A Vulnerable, Relatable Self-Acceptance Chronicle

Today I want to shift away from my own thoughts on self-acceptance and focus on someone else’s—those of artist and writer Tori Press in her book I Am Definitely, Probably Enough (I Think): Revelations on the Journey to Self-Love, which came out in 2020. You might know Press from her inspiring Instagram posts (at @revelatori) sharing her experiences with mental health.

Press’s book, while less than 200 pages long, packs in an intriguing and relatable chronicle, as she becomes aware that the belittlement and perfectionism she heaps on herself is not her real voice or her real self. This leads her towards therapy, which allows her to discover how to accept all aspects of her being.

Indeed, the relevancy this book has with things so many of us have been through with mental health and behavior is what struck me the most of Press’s writing and drawings.

Along the way on every page are illustrations that employ clever metaphors to get Press’s points across well.

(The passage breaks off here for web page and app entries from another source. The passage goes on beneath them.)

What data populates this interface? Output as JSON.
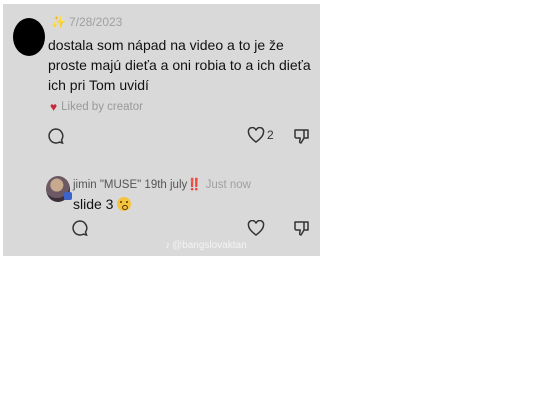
{
  "comment_1": {
    "date": "7/28/2023",
    "text": "dostala som nápad na video a to je že proste majú dieťa a oni robia to a ich dieťa ich pri Tom uvidí",
    "liked_label": "Liked by creator",
    "like_count": "2"
  },
  "reply": {
    "username": "jimin \"MUSE\" 19th july",
    "emphasis": "‼️",
    "time": "Just now",
    "text": "slide 3"
  },
  "watermark": {
    "handle": "@bangslovaktan"
  },
  "colors": {
    "card_bg": "#d9d9d9",
    "heart_red": "#c8283a",
    "muted": "#a0a0a0"
  }
}
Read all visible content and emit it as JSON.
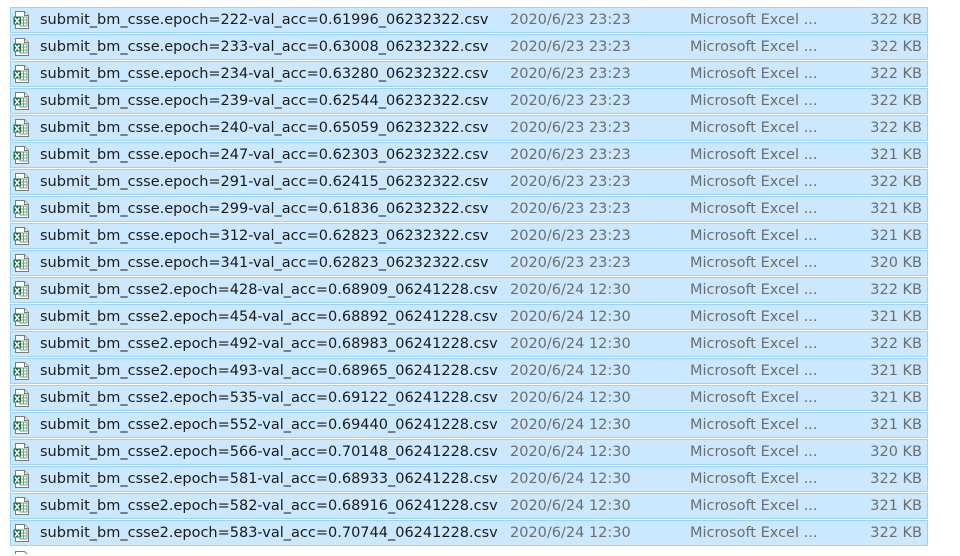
{
  "file_list": {
    "icon": "excel-csv-file-icon",
    "rows": [
      {
        "name": "submit_bm_csse.epoch=222-val_acc=0.61996_06232322.csv",
        "modified": "2020/6/23 23:23",
        "type": "Microsoft Excel ...",
        "size": "322 KB"
      },
      {
        "name": "submit_bm_csse.epoch=233-val_acc=0.63008_06232322.csv",
        "modified": "2020/6/23 23:23",
        "type": "Microsoft Excel ...",
        "size": "322 KB"
      },
      {
        "name": "submit_bm_csse.epoch=234-val_acc=0.63280_06232322.csv",
        "modified": "2020/6/23 23:23",
        "type": "Microsoft Excel ...",
        "size": "322 KB"
      },
      {
        "name": "submit_bm_csse.epoch=239-val_acc=0.62544_06232322.csv",
        "modified": "2020/6/23 23:23",
        "type": "Microsoft Excel ...",
        "size": "322 KB"
      },
      {
        "name": "submit_bm_csse.epoch=240-val_acc=0.65059_06232322.csv",
        "modified": "2020/6/23 23:23",
        "type": "Microsoft Excel ...",
        "size": "322 KB"
      },
      {
        "name": "submit_bm_csse.epoch=247-val_acc=0.62303_06232322.csv",
        "modified": "2020/6/23 23:23",
        "type": "Microsoft Excel ...",
        "size": "321 KB"
      },
      {
        "name": "submit_bm_csse.epoch=291-val_acc=0.62415_06232322.csv",
        "modified": "2020/6/23 23:23",
        "type": "Microsoft Excel ...",
        "size": "322 KB"
      },
      {
        "name": "submit_bm_csse.epoch=299-val_acc=0.61836_06232322.csv",
        "modified": "2020/6/23 23:23",
        "type": "Microsoft Excel ...",
        "size": "321 KB"
      },
      {
        "name": "submit_bm_csse.epoch=312-val_acc=0.62823_06232322.csv",
        "modified": "2020/6/23 23:23",
        "type": "Microsoft Excel ...",
        "size": "321 KB"
      },
      {
        "name": "submit_bm_csse.epoch=341-val_acc=0.62823_06232322.csv",
        "modified": "2020/6/23 23:23",
        "type": "Microsoft Excel ...",
        "size": "320 KB"
      },
      {
        "name": "submit_bm_csse2.epoch=428-val_acc=0.68909_06241228.csv",
        "modified": "2020/6/24 12:30",
        "type": "Microsoft Excel ...",
        "size": "322 KB"
      },
      {
        "name": "submit_bm_csse2.epoch=454-val_acc=0.68892_06241228.csv",
        "modified": "2020/6/24 12:30",
        "type": "Microsoft Excel ...",
        "size": "321 KB"
      },
      {
        "name": "submit_bm_csse2.epoch=492-val_acc=0.68983_06241228.csv",
        "modified": "2020/6/24 12:30",
        "type": "Microsoft Excel ...",
        "size": "322 KB"
      },
      {
        "name": "submit_bm_csse2.epoch=493-val_acc=0.68965_06241228.csv",
        "modified": "2020/6/24 12:30",
        "type": "Microsoft Excel ...",
        "size": "321 KB"
      },
      {
        "name": "submit_bm_csse2.epoch=535-val_acc=0.69122_06241228.csv",
        "modified": "2020/6/24 12:30",
        "type": "Microsoft Excel ...",
        "size": "321 KB"
      },
      {
        "name": "submit_bm_csse2.epoch=552-val_acc=0.69440_06241228.csv",
        "modified": "2020/6/24 12:30",
        "type": "Microsoft Excel ...",
        "size": "321 KB"
      },
      {
        "name": "submit_bm_csse2.epoch=566-val_acc=0.70148_06241228.csv",
        "modified": "2020/6/24 12:30",
        "type": "Microsoft Excel ...",
        "size": "320 KB"
      },
      {
        "name": "submit_bm_csse2.epoch=581-val_acc=0.68933_06241228.csv",
        "modified": "2020/6/24 12:30",
        "type": "Microsoft Excel ...",
        "size": "322 KB"
      },
      {
        "name": "submit_bm_csse2.epoch=582-val_acc=0.68916_06241228.csv",
        "modified": "2020/6/24 12:30",
        "type": "Microsoft Excel ...",
        "size": "321 KB"
      },
      {
        "name": "submit_bm_csse2.epoch=583-val_acc=0.70744_06241228.csv",
        "modified": "2020/6/24 12:30",
        "type": "Microsoft Excel ...",
        "size": "322 KB"
      }
    ]
  },
  "colors": {
    "selection_background": "#cce8ff",
    "selection_border": "#99d1ff",
    "secondary_text": "#6d6d6d"
  }
}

I’ve never seen as apt a comparison as Press makes when she depicts common struggles like relationships, daily tasks, and self-care as jagged rocks her drawn character is left wondering how to handle. Later on, Press draws a literal pool of standing water invading her therapy room after a session in which she opens the figurative floodgates of her emotions.

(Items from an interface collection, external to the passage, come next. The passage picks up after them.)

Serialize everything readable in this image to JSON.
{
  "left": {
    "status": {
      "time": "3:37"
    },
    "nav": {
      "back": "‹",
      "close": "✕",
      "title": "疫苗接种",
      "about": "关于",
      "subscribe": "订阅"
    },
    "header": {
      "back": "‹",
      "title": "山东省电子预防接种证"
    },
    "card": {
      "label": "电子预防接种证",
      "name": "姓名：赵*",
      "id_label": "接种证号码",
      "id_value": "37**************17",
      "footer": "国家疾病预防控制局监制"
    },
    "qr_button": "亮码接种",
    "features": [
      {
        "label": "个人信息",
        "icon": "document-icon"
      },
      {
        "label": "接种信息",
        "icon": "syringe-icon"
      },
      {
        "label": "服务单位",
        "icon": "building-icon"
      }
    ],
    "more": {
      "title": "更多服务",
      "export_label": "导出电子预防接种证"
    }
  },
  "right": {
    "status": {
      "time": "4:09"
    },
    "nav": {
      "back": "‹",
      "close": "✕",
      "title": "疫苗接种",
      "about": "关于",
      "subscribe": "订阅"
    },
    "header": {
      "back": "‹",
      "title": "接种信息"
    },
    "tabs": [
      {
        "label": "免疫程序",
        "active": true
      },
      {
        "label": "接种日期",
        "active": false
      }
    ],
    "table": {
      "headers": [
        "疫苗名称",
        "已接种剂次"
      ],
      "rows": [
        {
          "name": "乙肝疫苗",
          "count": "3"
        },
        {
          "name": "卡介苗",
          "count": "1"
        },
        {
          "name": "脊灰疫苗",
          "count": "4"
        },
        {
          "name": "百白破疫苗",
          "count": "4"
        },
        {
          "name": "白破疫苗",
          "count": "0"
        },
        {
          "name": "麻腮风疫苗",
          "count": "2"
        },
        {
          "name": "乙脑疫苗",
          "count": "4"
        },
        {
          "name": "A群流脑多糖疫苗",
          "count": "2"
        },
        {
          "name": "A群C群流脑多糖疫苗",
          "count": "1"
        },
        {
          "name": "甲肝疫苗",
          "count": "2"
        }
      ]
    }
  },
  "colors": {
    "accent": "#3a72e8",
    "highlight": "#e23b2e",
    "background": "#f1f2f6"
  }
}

Relatability is an amazing asset for a book like this to have because if there’s one thing about discussing mental health topics that concerns me, it’s how to present them in ways that are accessible to our everyday lives. “Unconditional self-acceptance,” while a useful concept, is a mouthful of jargon that doesn’t stir a gut reaction. It’s a lot of fancy syllables strung together.

Since this book is grounded in self-acceptance, it doesn’t pretend that navigating mental health challenges are easy. This lack of sugarcoating is another aspect of Press’s book I appreciate. It is rooted in reality. Press’s vulnerability is admirable. She mentions that therapy didn’t “fix” her, as though there was anything wrong or broken at core with her. Press touches upon how accepting ourselves means allowing hard experiences, the valleys in life, and how to learn from them. This book doesn’t conclude with its author somehow being happy all the time, after all. Progress, Press realizes, is almost never linear, but even the zigzags one experiences when battling depression or a lack of self-acceptance is something to appreciate.

Overall, I can’t salute Praise enough for making a topic like self-acceptance as accessible as possible to her readers. Even if you are aware of and knowledgeable about these concepts, this book is still a valuable read because of the elegance of Press’s ideas and the emotional chord struck by empathizing with her journey.